When a Berlin friend told us a month or two back that a mutual acquaintance, a Catholic priest called Matthias Heinrich, had just been appointed as Bishop of Thibaris, we turned to our atlases to find out which part of the world Father Matthias was bound for. Thibaris, it turns out, is an archaeological site in central Tunisia, dashing our hopes that the Berlin priest might henceforth be presiding over affairs at an ancient and resplendent cathedral. In time, we discovered that the newly consecrated bishop would not be leaving Berlin at all, but that Thibaris is merely a titular see of the Roman Catholic Church — a title bestowed on a bishop who does not have his own diocese to look after.
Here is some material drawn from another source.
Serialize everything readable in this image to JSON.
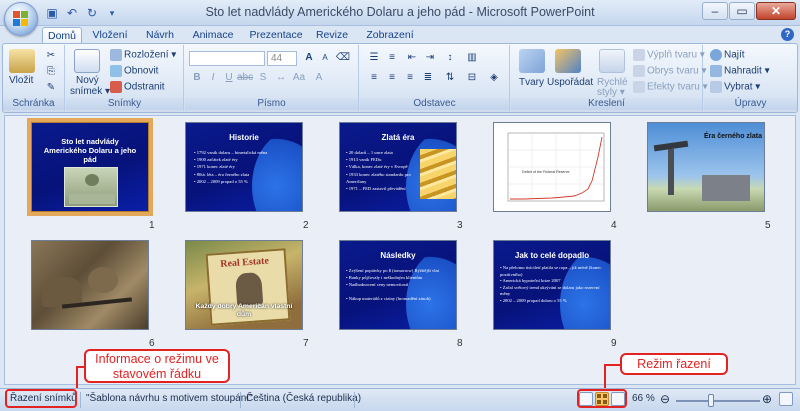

One wonders whether, were there by some remote chance a lone Catholic still living in Thibaris, she or he might have some right to appeal to the pastoral authority of the new bishop, whose daytime job is now as an auxiliary to Berlin’s long standing archbishop, Cardinal Georg Sterzinsky.
Enthralled by this little nugget of ecclesiastical geography, we set about our researches and now find that Europe, North Africa and the Middle East are awash with titular sees — named after places that figured, often only parenthetically, in early Christian history, but which have long since slipped out of the ecclesiastical limelight. For example, the late Polish Pope (Jean Paul II), was for five years Auxiliary Bishop of Kraków and for that spell held the titular see of Ombi, a wee spot in Egypt’s Nile valley just north of the border with Sudan (now known as Kom Ombo). The late Pope’s sole visit to Egypt was in February 2000, and Kom Ombo did not figure on the papal itinerary.